The long-awaited Disney+ TV adaptation of Rick Riordan’s bestselling young-adult series Percy Jackson and the Olympians is finally here. Fans of the beloved Greek mythology–inspired books, about a 12-year-old boy who is thrust into the middle of a long-standing conflict among the Greek pantheon after he finds out he’s the forbidden demigod son of Poseidon, have been waiting for a worthy screen adaptation since 2005, when the series’ first book was published.
They suffered through two cursed movies that failed to meet expectations of both the financial and fan variety. Now, with author Riordan having fought tooth and nail to be involved in the second adaptation attempt, fans are hoping they’ll finally receive the faithful series they deserve. Let me assuage the fears of all the Percyheads out there: The new show is the Percy Jackson we’ve been waiting for.
First, some ancient history: While no one can expect a screen translation of a novel to mirror its source material to a tee, fans of the series aren’t being dramatic when they say that the original films were a mess. Even Riordan has concurred: In 2018 the author published a statement summarizing his poor experience consulting on the production of the first film. He even included emails he had allegedly sent to the film’s producers in 2009, cautioning against aging up the cast, and criticizing the script.
None of his advice was heeded, as evidenced most clearly by the ages of the actors: Logan Lerman, playing Percy, was 17 when he filmed Percy Jackson & the Olympians: The Lightning Thief and 21 when he filmed its sequel, Percy Jackson: Sea of Monsters. Alexandra Daddario, who played Percy’s love interest, Annabeth, was 22 when she starred in the first film.
Brandon T. Jackson, who played the satyr Grover—Percy’s best friend and sworn protector—was nearly a decade older than Lerman. Naturally, this aging up inspired a darker take on the story, a removal of much of the comedic levity, and the inclusion of not-so-kid-friendly language—all of which alienated the novels’ core audience.
Thankfully, Disney has learned from the mistakes of 20th Century Fox (which it acquired in 2019). With love to Lerman, who did the best he could with the material he was given, our Percy is finally here, in the form of Walker Scobell.
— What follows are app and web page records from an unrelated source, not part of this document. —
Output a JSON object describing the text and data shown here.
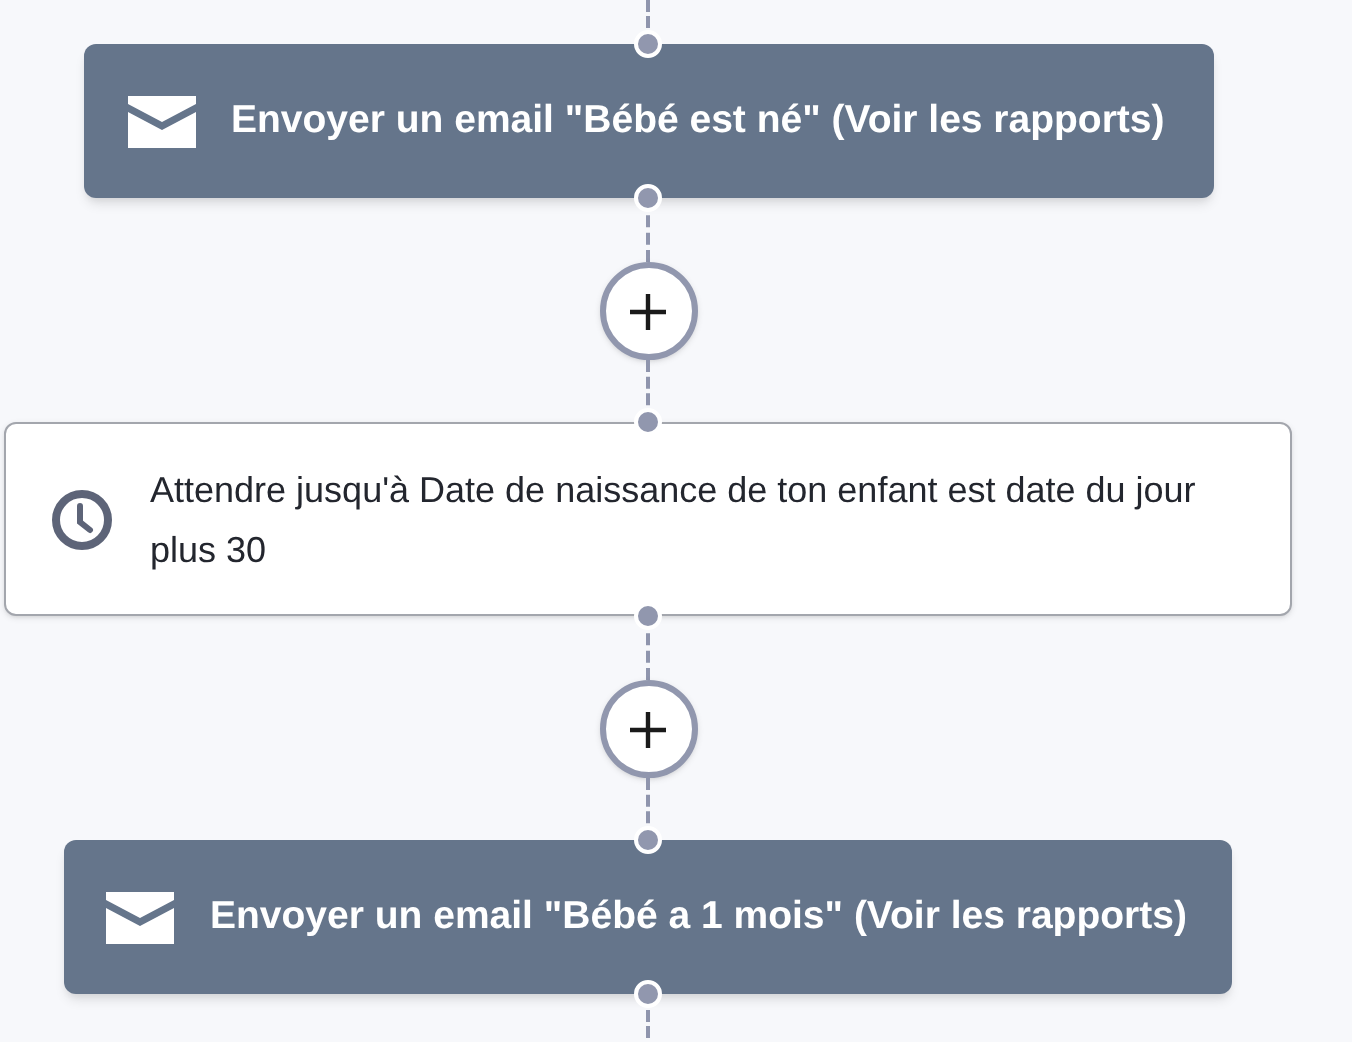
{
  "workflow": [
    {
      "kind": "email",
      "label": "Envoyer un email \"Bébé est né\" (Voir les rapports)"
    },
    {
      "kind": "add"
    },
    {
      "kind": "wait",
      "label": "Attendre jusqu'à Date de naissance de ton enfant est date du jour plus 30"
    },
    {
      "kind": "add"
    },
    {
      "kind": "email",
      "label": "Envoyer un email \"Bébé a 1 mois\" (Voir les rapports)"
    }
  ]
}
Scobell, 14, is joined by Leah Sava Jeffries, also 14, and Aryan Simhadri, 17, who play Annabeth and Grover, respectively.
Not only are the actors the proper ages for their roles, but they also make up a more diverse ensemble than what’s represented in the books. (And to any of the fans who were angry about canonically blond Annabeth being played by a Black girl, I have to say: These characters are demigods.
Their parents are literally deities!) More importantly, they truly deliver the main trio’s personality traits: Percy is sarcastically humorous, Annabeth is headstrong and loyal to the point of hostility, and Grover is the lovable peacemaker of the three.
The rest of the ensemble is great as well—the character Luke (Charlie Bushnell), in particular, is given so much more room for development here than in the movies, in a way that does justice to his journey in the books. Fans will also be glad to know that the plot has been left blessedly intact, at least judging from the four episodes made available to the press.
So far, the show closely follows the order of the first book’s events. Scenes and storylines that were left out of the film—presumably for the sake of time, although the movie also bafflingly made up a whole new side quest about pearls owned by the goddess Persephone—are present.
Riordan’s intricate plot, which unfolds over the course of six book installments, is well suited to television, a medium that, by nature, allows for slower, more detailed storytelling. None of this is to say that an adaptation can’t make changes to or improve upon its source material, but in the case of Percy Jackson, it seems wise to finally give the fans what they’ve been clamoring for.
The journey of the entire series traverses some of the most complex years of one’s life: age 12 to 16. Normal kids go through puberty; Percy has to deal with that and make a decision that will either save or destroy the world. His youth is important: It underscores the gravity of the fact that these children are being roped into what becomes an actual supernatural war.
Sure, Percy Jackson is a fun adventure with whimsy out the wazoo, but it’s also about adulthood, friendship, loyalty, and morality, as all the best coming-of-age stories are. A lot was riding on this adaptation—not just fans’ sky-high expectations, but also Disney’s next big bet on a franchise.
The new series certainly isn’t perfect, but it succeeds in shaking off the specter of the earlier films; in a touching gesture, Lerman himself left Scobell a message of support and encouragement, from one Percy to another, as Scobell starts his journey down the hard road of embodying a character so beloved by (very loud, very opinionated) fans. Above all, 2023’s Percy Jackson and the Olympians promises to be faithful—and, coming from a longtime Riordan hive member, that’s the best thing it can be.